The tax savings would be substantial, a $19,500 tax savings.

Beware of Issues with Your Will and IRA/Stock Market Account

191rsejjt85zljpgIt should be really simple, a loved one dies and the heirs would like to get access to the loved ones account. But wait, there is a growing trend with some brokerage firms that make it much slower and harder to get any information. A story in the Wall Street Journal indicated a qualified beneficiary waited almost one year to get access to funds they were entitled to. These firms have tight federal guidelines that may keep them from even providing statements or summary of holdings.

So what can you do to improve this situation?

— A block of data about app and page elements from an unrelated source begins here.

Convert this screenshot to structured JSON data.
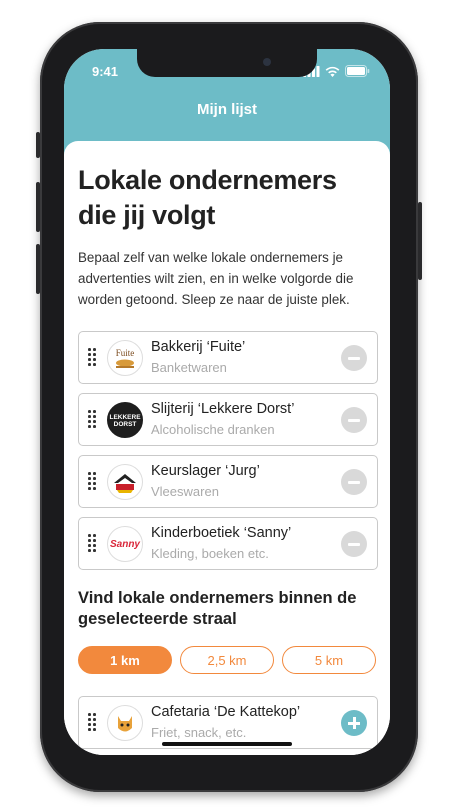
{
  "status": {
    "time": "9:41"
  },
  "nav": {
    "title": "Mijn lijst"
  },
  "headline": "Lokale ondernemers die jij volgt",
  "intro": "Bepaal zelf van welke lokale ondernemers je advertenties wilt zien, en in welke volgorde die worden getoond. Sleep ze naar de juiste plek.",
  "followed": [
    {
      "name": "Bakkerij ‘Fuite’",
      "category": "Banketwaren",
      "logo": "fuite-logo"
    },
    {
      "name": "Slijterij ‘Lekkere Dorst’",
      "category": "Alcoholische dranken",
      "logo": "lekkere-dorst-logo"
    },
    {
      "name": "Keurslager ‘Jurg’",
      "category": "Vleeswaren",
      "logo": "keurslager-logo"
    },
    {
      "name": "Kinderboetiek ‘Sanny’",
      "category": "Kleding, boeken etc.",
      "logo": "sanny-logo"
    }
  ],
  "discover": {
    "title": "Vind lokale ondernemers binnen de geselecteerde straal",
    "radius_options": [
      "1 km",
      "2,5 km",
      "5 km"
    ],
    "selected_radius": "1 km",
    "results": [
      {
        "name": "Cafetaria ‘De Kattekop’",
        "category": "Friet, snack, etc.",
        "logo": "kattekop-logo"
      }
    ]
  },
  "colors": {
    "accent": "#6dbcc7",
    "orange": "#f2893d"
  }
}
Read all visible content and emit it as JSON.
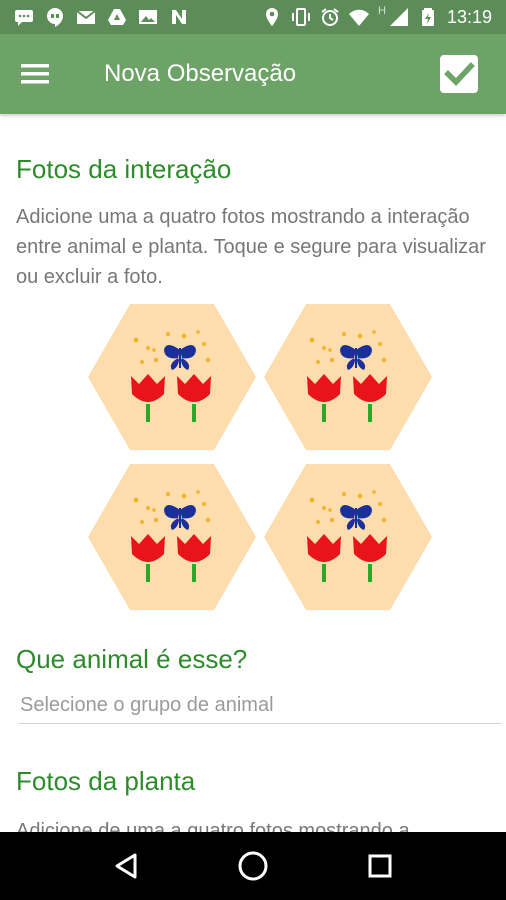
{
  "status_bar": {
    "time": "13:19",
    "left_icons": [
      "messages-icon",
      "hangouts-icon",
      "gmail-icon",
      "drive-icon",
      "photos-icon",
      "n-icon"
    ],
    "right_icons": [
      "location-icon",
      "vibrate-icon",
      "alarm-icon",
      "wifi-icon",
      "h-signal-icon",
      "battery-icon"
    ],
    "network_label": "H"
  },
  "app_bar": {
    "title": "Nova Observação",
    "menu_icon": "hamburger-menu-icon",
    "confirm_icon": "check-icon"
  },
  "sections": {
    "interaction_photos": {
      "title": "Fotos da interação",
      "description": "Adicione uma a quatro fotos mostrando a interação entre animal e planta. Toque e segure para visualizar ou excluir a foto.",
      "placeholders": [
        "photo-placeholder-1",
        "photo-placeholder-2",
        "photo-placeholder-3",
        "photo-placeholder-4"
      ]
    },
    "animal": {
      "title": "Que animal é esse?",
      "select_placeholder": "Selecione o grupo de animal"
    },
    "plant_photos": {
      "title": "Fotos da planta",
      "description": "Adicione de uma a quatro fotos mostrando a"
    }
  },
  "nav_bar": {
    "buttons": [
      "back-icon",
      "home-icon",
      "recents-icon"
    ]
  },
  "colors": {
    "status_bar": "#5c8d58",
    "app_bar": "#6ea368",
    "section_title": "#2e8b2b",
    "hex_fill": "#fddcae",
    "tulip": "#e8141a",
    "stem": "#2ea62a",
    "butterfly": "#1a2f9a",
    "pollen": "#f0b52a"
  }
}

  1. The most important step is to make sure beneficiary information on all taxable, IRA, Roth IRA and 401K accounts is completely up to date. Keep in mind that if the will beneficiary is different than the one shown on the account, the account rules NOT THE WILL!
  2. Tell your beneficiaries ahead of time that are named, no need to give them all the amounts or % details, just that they are listed.
  3. You might want to just put the brokerage account into a trust, therefore a trustee can just deal with it without the hassle and delays of probate.
  4. It is also helpful to put somewhat recent copies of all account statements in files along with other important papers.

Last but not least, make sure you have an “In Case of Emergency” documents as I outlined in my January 2, 2015 posting.

You Have a $800,000 – $1,400,000 Bond – Understanding It

StocksAs a retired investor I continually analyze my portfolio and look for ways to balance risk vs. returns. One thing that many investors might ignore in their portfolio balance is their $800,000 – $1,400,000 bond. It’s called Social Security.

Investors should value their Social Security benefits as a bond in determining their portfolio mix. I’ll give you a way to determine what your Social Security is worth. You might have decided that at your age you want a 50/50 split between equities vs. fixed income (bonds, CD’s etc.) So, how much is my Social Security really worth?

Today if you are 66 years old, plan on delating your Social Security until age 70 (which I highly recommend), have a spouse who will take “spousal benefits” at age 66 your Social Security the maximum payment you’ll get at age 70 (both spouses) is $58,600. This assumes a very modest 2% annual inflation adjustment rate.

Therefore, what size bond do you have if your annual distribution is $58,600? Well that depends on the interest rate of the bond.  Let’s look at some examples:

Annual Distribution = $58,600

Bond Rate           Value of Bond

7%                          $837,143

6%                          $976,667

5%                          $1,172,000

4%                          $1,465,000

Today a bond paying 7% is probably “junk” rates and very risky, although a few years ago these bonds could have easily been AAA+ rated.

So, my point is that if you look at your Social Security as a “bond”, in your investment mix you might decide to allocate almost all of your other investments into equities, depending on the size of your total portfolio.

My current recommendation is to stay almost 100% in equities until the Fed raises interest rates and you can get either a 30 year Gov’t bond or a AAA corporate bond at 5 -7 % and then start to ladder into a bond mix. In the meantime, stay out of bonds.